Glaxo to Cut 900 Jobs in North Carolina to Reduce ExpensesAlbertina Torsoli, Oliver Staley and Doni Bloomfield
GlaxoSmithKline Plc will cut 900 jobs in North Carolina as part of the U.K. drugmaker’s plan to reduce costs by 1 billion pounds ($1.57 billion).
The company is eliminating positions in U.S. commercial and research operations as part of a global restructuring, London-based Glaxo said yesterday in an e-mailed statement. The bulk of the research and development reductions will come in North Carolina, it said.
Glaxo, the U.K.’s biggest drugmaker, is under pressure to reduce costs as earnings have slumped. The company has about 99,000 employees worldwide, with 17,000 in the U.S., most at North Carolina’s Research Triangle Park and in Philadelphia.
“The restructuring is intended to improve operational performance and contribute to a multiyear cost savings initiative across our commercial operations,” Stephen Burr, a Glaxo senior vice president, said in a letter notifying the North Carolina Department of Commerce of the job cuts.
The drugmaker pledged in October to cut costs by 1 billion pounds over three years, with half the savings coming in 2016. U.S. sales are flagging amid increased competition for the company’s best-selling Advair asthma medication. Analysts estimate that sales of the drug will decline 30 percent by 2015, from $5.3 billion last year.
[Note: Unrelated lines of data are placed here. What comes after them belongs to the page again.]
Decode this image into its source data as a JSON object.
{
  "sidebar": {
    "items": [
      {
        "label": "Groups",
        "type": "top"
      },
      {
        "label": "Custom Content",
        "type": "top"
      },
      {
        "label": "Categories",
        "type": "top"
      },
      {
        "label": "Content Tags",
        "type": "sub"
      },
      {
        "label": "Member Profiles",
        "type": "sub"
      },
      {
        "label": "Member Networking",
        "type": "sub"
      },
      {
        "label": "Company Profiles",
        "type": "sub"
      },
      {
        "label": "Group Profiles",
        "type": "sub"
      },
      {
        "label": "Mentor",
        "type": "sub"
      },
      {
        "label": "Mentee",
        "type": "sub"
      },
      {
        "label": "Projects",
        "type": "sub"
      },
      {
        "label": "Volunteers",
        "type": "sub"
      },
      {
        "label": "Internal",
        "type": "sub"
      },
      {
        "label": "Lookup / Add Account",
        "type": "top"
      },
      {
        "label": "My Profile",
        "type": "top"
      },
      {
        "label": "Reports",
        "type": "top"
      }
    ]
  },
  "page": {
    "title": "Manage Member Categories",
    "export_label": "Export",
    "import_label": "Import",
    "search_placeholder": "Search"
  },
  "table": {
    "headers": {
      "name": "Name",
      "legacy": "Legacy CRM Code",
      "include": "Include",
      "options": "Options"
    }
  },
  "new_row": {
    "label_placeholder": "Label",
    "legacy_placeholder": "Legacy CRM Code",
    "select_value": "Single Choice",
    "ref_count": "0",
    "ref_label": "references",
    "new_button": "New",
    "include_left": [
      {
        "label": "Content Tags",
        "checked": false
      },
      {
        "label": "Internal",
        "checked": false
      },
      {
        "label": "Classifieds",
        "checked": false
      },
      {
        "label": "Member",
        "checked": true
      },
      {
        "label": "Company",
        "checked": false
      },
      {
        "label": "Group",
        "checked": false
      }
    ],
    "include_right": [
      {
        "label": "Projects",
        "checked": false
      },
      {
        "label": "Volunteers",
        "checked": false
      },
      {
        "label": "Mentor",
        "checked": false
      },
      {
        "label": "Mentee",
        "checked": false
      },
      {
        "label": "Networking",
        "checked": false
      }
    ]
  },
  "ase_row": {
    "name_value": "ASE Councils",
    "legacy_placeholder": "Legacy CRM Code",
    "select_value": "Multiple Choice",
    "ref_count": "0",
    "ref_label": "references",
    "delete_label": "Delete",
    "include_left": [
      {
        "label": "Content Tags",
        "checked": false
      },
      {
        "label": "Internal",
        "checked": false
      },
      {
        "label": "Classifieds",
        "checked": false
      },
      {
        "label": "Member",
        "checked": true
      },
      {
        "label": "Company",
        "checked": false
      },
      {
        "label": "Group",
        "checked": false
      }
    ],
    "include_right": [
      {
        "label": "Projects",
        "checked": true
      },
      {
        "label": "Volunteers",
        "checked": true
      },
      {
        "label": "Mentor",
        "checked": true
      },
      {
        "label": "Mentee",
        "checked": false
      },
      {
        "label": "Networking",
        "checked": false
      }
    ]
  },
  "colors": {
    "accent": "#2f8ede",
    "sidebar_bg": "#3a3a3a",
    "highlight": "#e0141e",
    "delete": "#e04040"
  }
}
Glaxo shares fell 1.6 percent to 1,466 pence as of 10:18 a.m. in London trading. That extended the stock’s decline this year to 9 percent.
Glaxo is trying to establish new respiratory drugs in the U.S. to help replace the lost sales of Advair. “Retail sales teams focused on launching new medicines to the market will largely not be affected,” the company said yesterday.
The drugmaker will cut 350 Research Triangle Park jobs in the first quarter of 2015, then an additional 450 positions in the second quarter and 100 more by the end of the year, according to the letter sent to the state, known as a WARN notice and required by law. Chemists, engineers, biologists, statisticians and clinical development scientists are the main types of jobs to be eliminated, according to the letter.
The numbers “are likely an overstatement” since some employees will be given the opportunity to relocate to other positions, Burr said.
Glaxo said it will consolidate R&D operations in two centers, in Philadelphia and Stevenage, England. Some jobs will be relocated to Philadelphia.
Glaxo will “be more agile to flex with shifting market demands,” it said.